== Study material ==

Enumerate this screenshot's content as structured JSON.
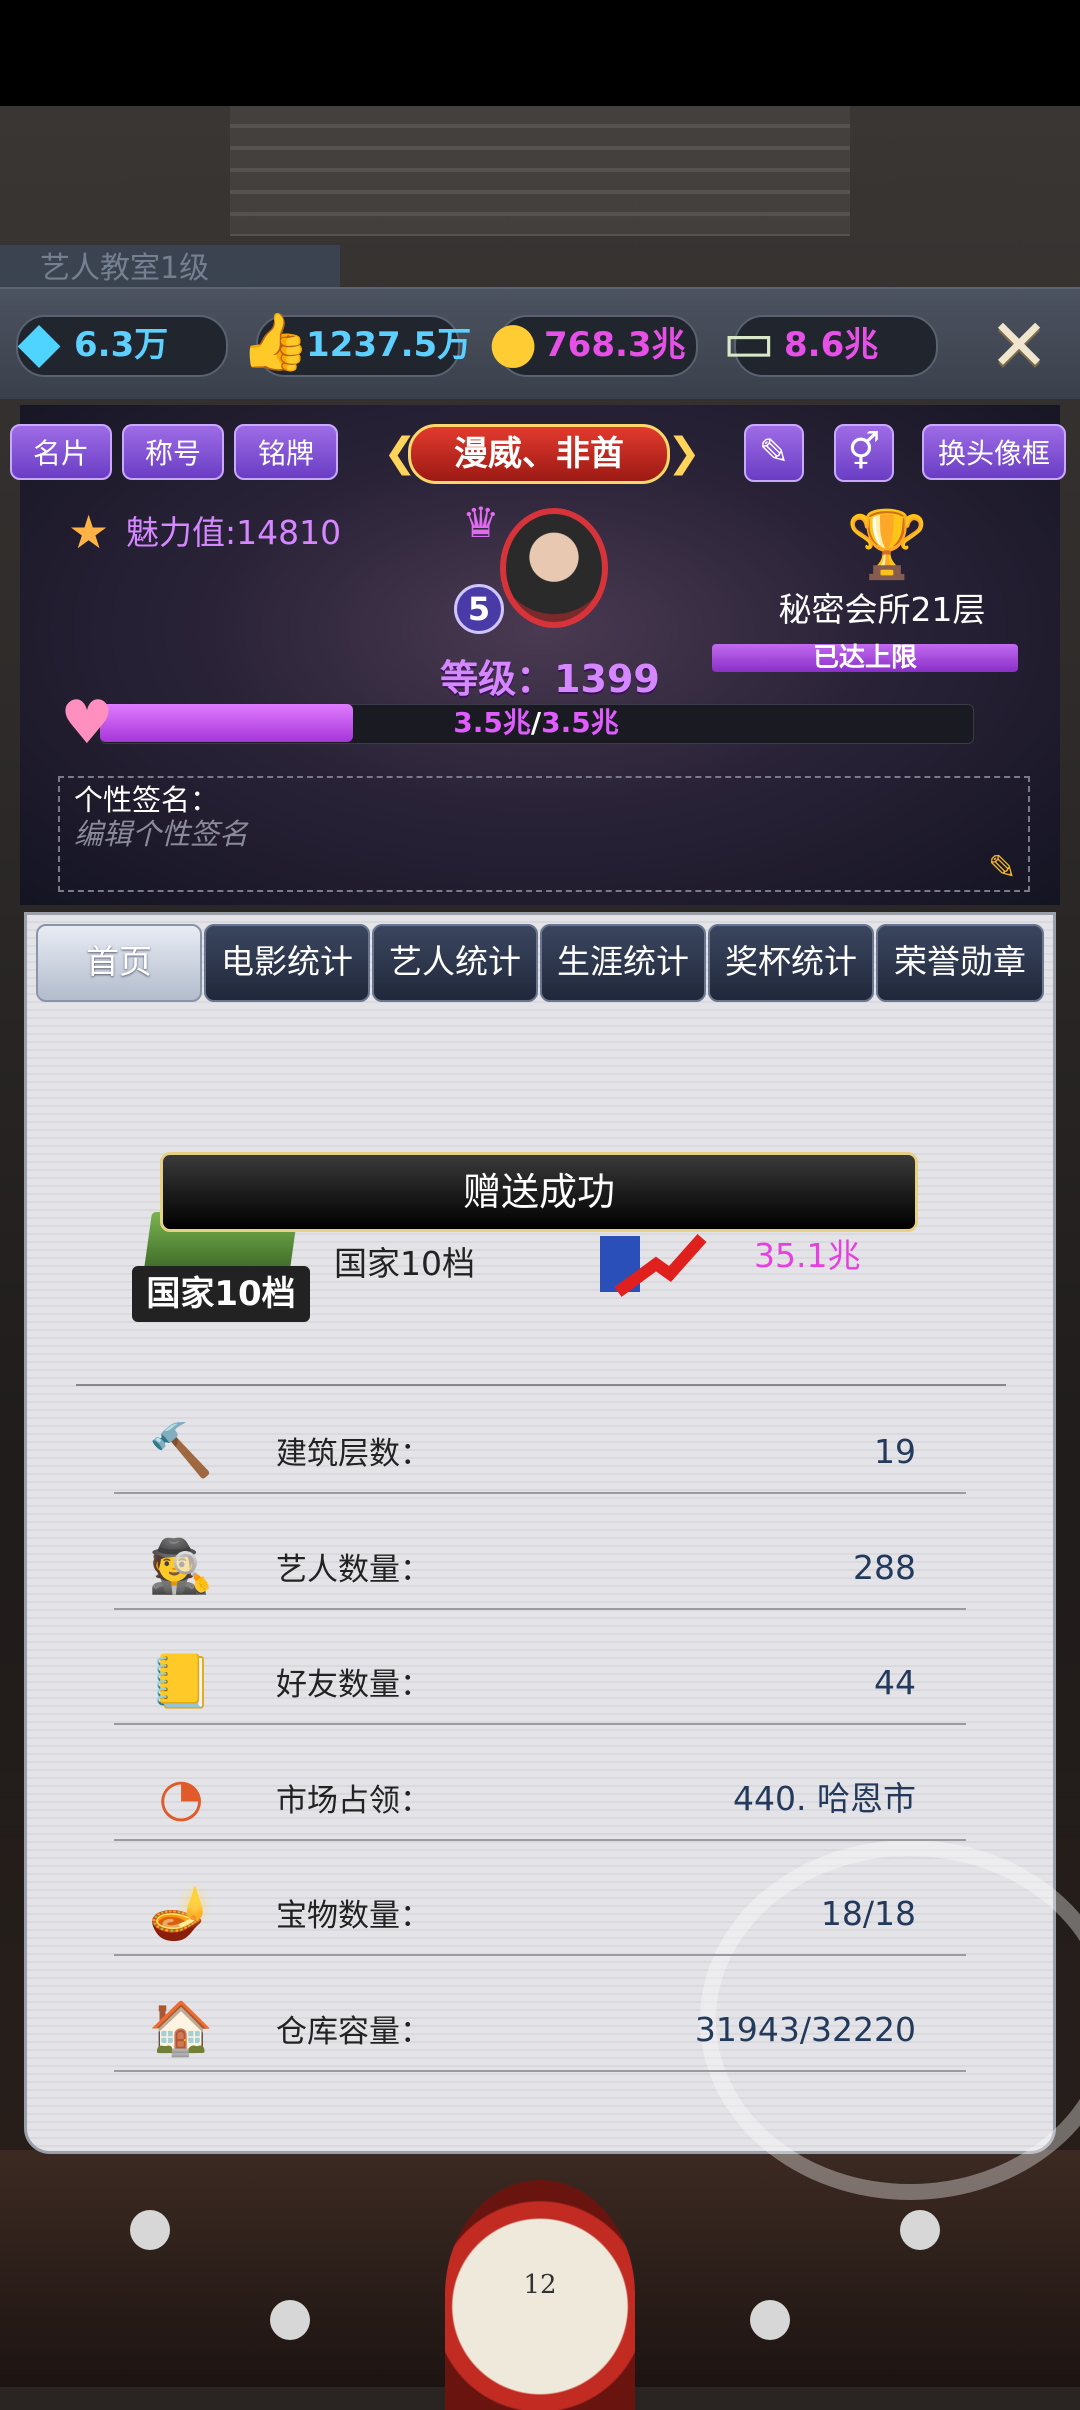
{
  "currency": {
    "diamond": {
      "icon": "diamond-icon",
      "value": "6.3万"
    },
    "likes": {
      "icon": "thumbs-up-icon",
      "value": "1237.5万"
    },
    "gold": {
      "icon": "gold-coins-icon",
      "value": "768.3兆"
    },
    "cash": {
      "icon": "cash-icon",
      "value": "8.6兆"
    }
  },
  "profile": {
    "buttons": [
      "名片",
      "称号",
      "铭牌"
    ],
    "name": "漫威、非酋",
    "frame_button": "换头像框",
    "charm_label": "魅力值:14810",
    "avatar_level": "5",
    "level_text": "等级：1399",
    "club_name": "秘密会所21层",
    "club_status": "已达上限",
    "charm_progress_current": "3.5兆",
    "charm_progress_sep": "/",
    "charm_progress_max": "3.5兆",
    "charm_progress_fraction": 0.29,
    "signature_label": "个性签名：",
    "signature_placeholder": "编辑个性签名"
  },
  "tabs": [
    "首页",
    "电影统计",
    "艺人统计",
    "生涯统计",
    "奖杯统计",
    "荣誉勋章"
  ],
  "active_tab": "首页",
  "toast": "赠送成功",
  "nation": {
    "plate": "国家10档",
    "text": "国家10档"
  },
  "growth_value": "35.1兆",
  "stats": [
    {
      "icon": "hammer-icon",
      "label": "建筑层数：",
      "value": "19"
    },
    {
      "icon": "agent-icon",
      "label": "艺人数量：",
      "value": "288"
    },
    {
      "icon": "address-book-icon",
      "label": "好友数量：",
      "value": "44"
    },
    {
      "icon": "pie-chart-icon",
      "label": "市场占领：",
      "value": "440. 哈恩市"
    },
    {
      "icon": "magic-lamp-icon",
      "label": "宝物数量：",
      "value": "18/18"
    },
    {
      "icon": "warehouse-icon",
      "label": "仓库容量：",
      "value": "31943/32220"
    }
  ],
  "colors": {
    "accent_purple": "#a06ae8",
    "charm_pink": "#d487ff",
    "value_blue": "#233a5c",
    "growth_pink": "#e640e0"
  }
}
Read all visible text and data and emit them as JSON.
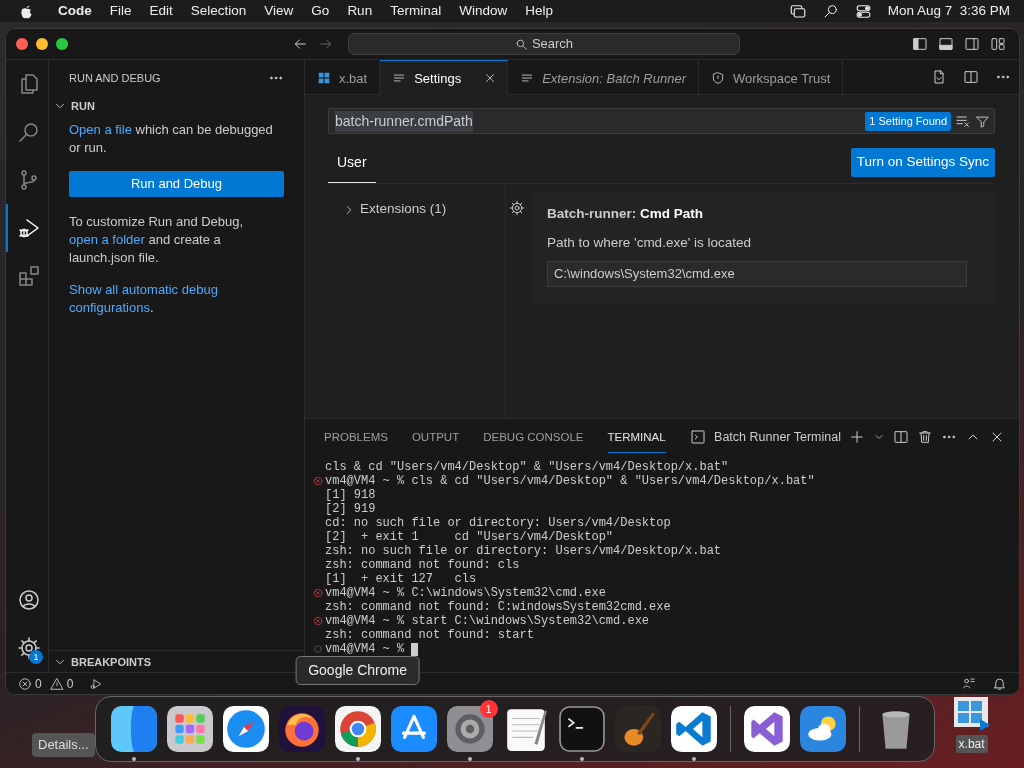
{
  "menu_bar": {
    "app": "Code",
    "menus": [
      "File",
      "Edit",
      "Selection",
      "View",
      "Go",
      "Run",
      "Terminal",
      "Window",
      "Help"
    ],
    "clock": "Mon Aug 7  3:36 PM"
  },
  "title_bar": {
    "search": "Search"
  },
  "activity_bar": {
    "items": [
      {
        "kind": "explorer",
        "selected": false
      },
      {
        "kind": "search",
        "selected": false
      },
      {
        "kind": "scm",
        "selected": false
      },
      {
        "kind": "debug",
        "selected": true
      },
      {
        "kind": "extensions",
        "selected": false
      }
    ],
    "bottom": [
      {
        "kind": "accounts"
      },
      {
        "kind": "manage",
        "badge": "1"
      }
    ]
  },
  "sidebar": {
    "title": "RUN AND DEBUG",
    "section": "RUN",
    "paragraphs": [
      {
        "parts": [
          {
            "text": "Open a file",
            "link": true
          },
          {
            "text": " which can be debugged or run.",
            "link": false
          }
        ]
      },
      {
        "parts": [
          {
            "text": "To customize Run and Debug, ",
            "link": false
          },
          {
            "text": "open a folder",
            "link": true
          },
          {
            "text": " and create a launch.json file.",
            "link": false
          }
        ]
      }
    ],
    "button": "Run and Debug",
    "configurations_link": {
      "link": "Show all automatic debug configurations",
      "tail": "."
    },
    "collapsed_section": "BREAKPOINTS"
  },
  "tabs": [
    {
      "label": "x.bat",
      "kind": "file",
      "selected": false,
      "preview": false
    },
    {
      "label": "Settings",
      "kind": "settings",
      "selected": true,
      "preview": false
    },
    {
      "label": "Extension: Batch Runner",
      "kind": "extension",
      "selected": false,
      "preview": true
    },
    {
      "label": "Workspace Trust",
      "kind": "trust",
      "selected": false,
      "preview": false
    }
  ],
  "settings": {
    "search": "batch-runner.cmdPath",
    "found": "1 Setting Found",
    "scopes": [
      {
        "label": "User",
        "selected": true
      }
    ],
    "sync_button": "Turn on Settings Sync",
    "toc": [
      {
        "label": "Extensions (1)",
        "expanded": false
      }
    ],
    "setting": {
      "title": "Batch-runner: **Cmd Path**",
      "description": "Path to where 'cmd.exe' is located",
      "value": "C:\\windows\\System32\\cmd.exe"
    }
  },
  "panel": {
    "tabs": [
      {
        "label": "PROBLEMS",
        "selected": false
      },
      {
        "label": "OUTPUT",
        "selected": false
      },
      {
        "label": "DEBUG CONSOLE",
        "selected": false
      },
      {
        "label": "TERMINAL",
        "selected": true
      }
    ],
    "terminal_name": "Batch Runner Terminal",
    "lines": [
      {
        "kind": "output",
        "text": "cls & cd \"Users/vm4/Desktop\" & \"Users/vm4/Desktop/x.bat\""
      },
      {
        "kind": "error-prompt",
        "text": "vm4@VM4 ~ % cls & cd \"Users/vm4/Desktop\" & \"Users/vm4/Desktop/x.bat\""
      },
      {
        "kind": "output",
        "text": "[1] 918"
      },
      {
        "kind": "output",
        "text": "[2] 919"
      },
      {
        "kind": "output",
        "text": "cd: no such file or directory: Users/vm4/Desktop"
      },
      {
        "kind": "output",
        "text": "[2]  + exit 1     cd \"Users/vm4/Desktop\""
      },
      {
        "kind": "output",
        "text": "zsh: no such file or directory: Users/vm4/Desktop/x.bat"
      },
      {
        "kind": "output",
        "text": "zsh: command not found: cls"
      },
      {
        "kind": "output",
        "text": "[1]  + exit 127   cls"
      },
      {
        "kind": "error-prompt",
        "text": "vm4@VM4 ~ % C:\\windows\\System32\\cmd.exe"
      },
      {
        "kind": "output",
        "text": "zsh: command not found: C:windowsSystem32cmd.exe"
      },
      {
        "kind": "error-prompt",
        "text": "vm4@VM4 ~ % start C:\\windows\\System32\\cmd.exe"
      },
      {
        "kind": "output",
        "text": "zsh: command not found: start"
      },
      {
        "kind": "prompt",
        "text": "vm4@VM4 ~ %",
        "cursor": true
      }
    ]
  },
  "status_bar": {
    "errors": "0",
    "warnings": "0"
  },
  "dock": {
    "groups": [
      {
        "items": [
          {
            "kind": "finder",
            "running": true
          },
          {
            "kind": "launchpad",
            "running": false
          },
          {
            "kind": "safari",
            "running": false
          },
          {
            "kind": "firefox",
            "running": false
          },
          {
            "kind": "chrome",
            "running": true,
            "tooltip": "Google Chrome"
          },
          {
            "kind": "app-store",
            "running": false
          },
          {
            "kind": "settings",
            "running": true,
            "badge": "1"
          },
          {
            "kind": "textedit",
            "running": false
          },
          {
            "kind": "terminal",
            "running": true
          },
          {
            "kind": "garageband",
            "running": false
          },
          {
            "kind": "vscode",
            "running": true
          }
        ]
      },
      {
        "items": [
          {
            "kind": "visual-studio",
            "running": false
          },
          {
            "kind": "weather",
            "running": false
          }
        ]
      },
      {
        "items": [
          {
            "kind": "trash",
            "running": false
          }
        ]
      }
    ]
  },
  "desktop": {
    "details_button": "Details...",
    "file": "x.bat"
  }
}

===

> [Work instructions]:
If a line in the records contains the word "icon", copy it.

> [Exercise result]:
      "icon": "diamond-icon",
      "icon": "thumbs-up-icon",
      "icon": "gold-coins-icon",
      "icon": "cash-icon",
      "icon": "hammer-icon",
      "icon": "agent-icon",
      "icon": "address-book-icon",
      "icon": "pie-chart-icon",
      "icon": "magic-lamp-icon",
      "icon": "warehouse-icon",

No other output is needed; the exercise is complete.